You and your family have chosen to partner with The New Century School for the 2015–16 school year, and here is what you can expect from TNCS’s role in this partnership:

  • Learners that are influenced daily through world language and culture.
  • Curricula that are inquiry based, hands-on, and exploratory.
  • A safe, supportive, nurturing community for the entire family.
  • Character development in every aspect of the day that embraces and demonstrates respect and empathy.
  • Individualized instruction based on student need that fosters Independence and self motivation to learn.

I invite you to visit this link to explore additional articles, videos, and other resources to help you participate in and contribute to  your child’s educational milieu and a rich and meaningful partnership with TNCS. Because it’s true—you are the most important partner in your child’s education.
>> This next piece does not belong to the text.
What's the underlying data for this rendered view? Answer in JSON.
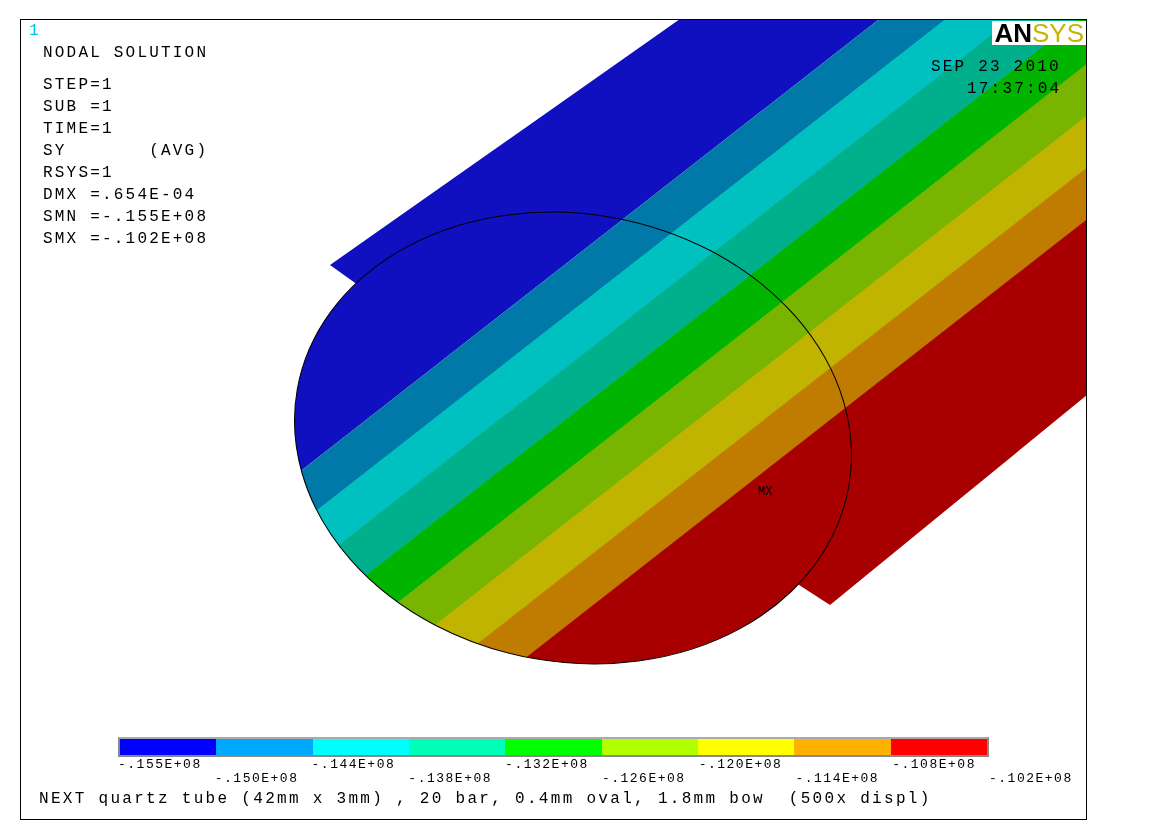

I look forward to engaging with you to fulfill and go beyond your expectations.

TNCS Performs at Continental Bridge Celebration!

In 2015, Baltimore City marks the 30-year anniversary of its sister city relationships with Xiamen in China and Rotterdam in the Netherlands. To celebrate this momentous occasion, the Creative Alliance hosted a Chinese and Dutch art exhibition as well as an event to explore these cultures through various art and movement workshops and performances on September 26th.


Xiamen is home to many U.S. companies and, as a port of call for international merchant ships, is the heart of Chinese trade with Baltimore City.

The New Century School elementary students were there to support the Baltimore–Xiamen Sister City Committee by singing two Chinese songs and performing one dance. BXSCC ” . . . has been and continues to be an active sister city creating opportunities in Baltimore City and Xiamen, China for business, education, and cultural exchanges” for the past 30 years. Xiamen is in China’s Fujian Province, along the southeast coast and is a port city like Baltimore.

Education Chair Vida Willis was on hand to express her appreciation for TNCS’s continued participation in BXSCC initiatives. With her customary warmth and graciousness, Ms. Willis presented TNCS with a series of Mayoral Certificates, including students, teachers, staff, administration, and even parents in her commendations.

And now, what you’ve all been waiting for—the performance!